In their opening statement, two senior bank officials say that notwithstanding its “strong suite of existing enforcement powers”, it believes that “the regulatory framework requires further strengthening with regard to individual accountability”.

The officials will also describe how the reprimand and fine imposed on Davy “reflects the serious regulatory breaches and aggravating factors in the investigation, including the firm’s lack of candour when first reporting the matter to the Central Bank”.

Derville Rowland, director general of financial conduct with the bank, will address the committee on Tuesday alongside Ed Sibley, the deputy governor for prudential regulation. “Davy prioritised facilitating an opportunity for a consortium of 16 employees to make personal financial gain over ensuring that it was complying with its regulatory obligations,” Ms Rowland will say.

Conduct standards

The officials will outline how an “individual accountability framework” which would introduce conduct standards for individuals and a new Senior Executive Accountability Regime (Sear) are “necessary enhancements to our supervisory and enforcement tool kit to support effective culture in regulated firms”.

The Department of Finance has been working on legislation to give effect to a new Sear, as requested by the bank, since 2019. Ms Rowland will say the Davy transaction “highlighted a weak internal control framework in relation to conflicts of interest management and personal account dealing”.

The committee will hear that bank policy is to publish detailed statements on enforcement actions. “We do this because we believe sunlight is the best disinfectant. Publicised enforcement outcomes send a wider message to firms and individuals to drive improvements in compliance, behaviours and culture across the financial system.”

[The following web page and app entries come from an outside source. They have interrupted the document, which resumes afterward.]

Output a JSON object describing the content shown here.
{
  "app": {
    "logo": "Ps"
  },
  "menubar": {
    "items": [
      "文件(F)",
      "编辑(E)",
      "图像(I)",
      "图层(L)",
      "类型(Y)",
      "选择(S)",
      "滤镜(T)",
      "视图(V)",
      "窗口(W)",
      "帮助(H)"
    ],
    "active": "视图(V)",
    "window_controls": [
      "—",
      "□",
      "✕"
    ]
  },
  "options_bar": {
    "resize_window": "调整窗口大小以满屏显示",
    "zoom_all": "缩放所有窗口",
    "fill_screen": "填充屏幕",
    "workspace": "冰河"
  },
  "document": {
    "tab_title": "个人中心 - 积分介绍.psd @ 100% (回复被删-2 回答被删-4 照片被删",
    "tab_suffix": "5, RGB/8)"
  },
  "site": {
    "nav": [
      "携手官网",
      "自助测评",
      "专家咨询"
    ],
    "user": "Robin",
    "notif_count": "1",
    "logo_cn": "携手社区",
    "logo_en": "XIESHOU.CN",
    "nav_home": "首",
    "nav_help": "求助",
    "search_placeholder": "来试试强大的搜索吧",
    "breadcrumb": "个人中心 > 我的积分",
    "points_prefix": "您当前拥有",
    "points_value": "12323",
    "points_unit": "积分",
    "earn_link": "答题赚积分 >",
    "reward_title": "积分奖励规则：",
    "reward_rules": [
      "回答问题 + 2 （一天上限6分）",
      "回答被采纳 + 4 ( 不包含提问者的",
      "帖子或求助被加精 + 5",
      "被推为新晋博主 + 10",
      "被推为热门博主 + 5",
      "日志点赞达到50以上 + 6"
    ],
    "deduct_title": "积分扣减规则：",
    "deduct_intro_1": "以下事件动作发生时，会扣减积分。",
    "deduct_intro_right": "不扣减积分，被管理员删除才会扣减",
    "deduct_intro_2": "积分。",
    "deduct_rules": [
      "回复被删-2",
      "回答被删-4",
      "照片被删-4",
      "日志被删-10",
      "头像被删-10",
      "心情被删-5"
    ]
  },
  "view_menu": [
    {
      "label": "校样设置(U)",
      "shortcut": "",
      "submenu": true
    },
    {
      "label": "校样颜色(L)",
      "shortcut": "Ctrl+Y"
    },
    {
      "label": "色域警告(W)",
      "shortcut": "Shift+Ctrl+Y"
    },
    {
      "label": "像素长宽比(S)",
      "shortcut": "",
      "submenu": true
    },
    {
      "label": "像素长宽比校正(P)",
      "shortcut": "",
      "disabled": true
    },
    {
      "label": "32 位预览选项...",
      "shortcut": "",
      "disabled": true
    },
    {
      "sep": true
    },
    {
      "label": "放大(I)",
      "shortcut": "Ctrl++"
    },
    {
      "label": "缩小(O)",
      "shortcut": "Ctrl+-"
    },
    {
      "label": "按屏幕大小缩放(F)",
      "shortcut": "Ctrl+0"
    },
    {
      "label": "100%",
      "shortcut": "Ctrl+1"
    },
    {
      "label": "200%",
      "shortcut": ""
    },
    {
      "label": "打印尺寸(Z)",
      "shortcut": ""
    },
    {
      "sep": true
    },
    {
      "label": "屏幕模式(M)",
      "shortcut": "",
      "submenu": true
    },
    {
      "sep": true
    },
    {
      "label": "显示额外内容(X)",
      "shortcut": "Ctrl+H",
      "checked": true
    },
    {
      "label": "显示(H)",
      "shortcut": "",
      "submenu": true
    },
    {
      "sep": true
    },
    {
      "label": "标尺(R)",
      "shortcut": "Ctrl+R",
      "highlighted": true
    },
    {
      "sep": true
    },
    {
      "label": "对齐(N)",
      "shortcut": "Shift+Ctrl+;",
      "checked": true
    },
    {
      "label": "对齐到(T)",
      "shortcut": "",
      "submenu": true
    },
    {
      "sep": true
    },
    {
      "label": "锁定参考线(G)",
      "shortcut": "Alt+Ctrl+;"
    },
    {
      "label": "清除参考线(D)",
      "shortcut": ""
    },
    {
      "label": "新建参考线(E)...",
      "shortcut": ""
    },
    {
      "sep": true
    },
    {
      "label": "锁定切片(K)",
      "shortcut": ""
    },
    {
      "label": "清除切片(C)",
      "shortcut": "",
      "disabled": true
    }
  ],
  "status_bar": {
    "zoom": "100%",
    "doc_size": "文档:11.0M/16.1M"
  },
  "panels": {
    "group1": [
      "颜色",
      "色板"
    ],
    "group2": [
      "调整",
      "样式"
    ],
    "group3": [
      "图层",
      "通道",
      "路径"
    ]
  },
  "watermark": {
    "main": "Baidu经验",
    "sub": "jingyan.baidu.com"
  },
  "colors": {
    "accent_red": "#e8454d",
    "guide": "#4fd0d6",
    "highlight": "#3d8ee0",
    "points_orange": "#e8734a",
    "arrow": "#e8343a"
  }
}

The bank has to date concluded 141 enforcement actions, resulting in monetary penalties of more than €128 million.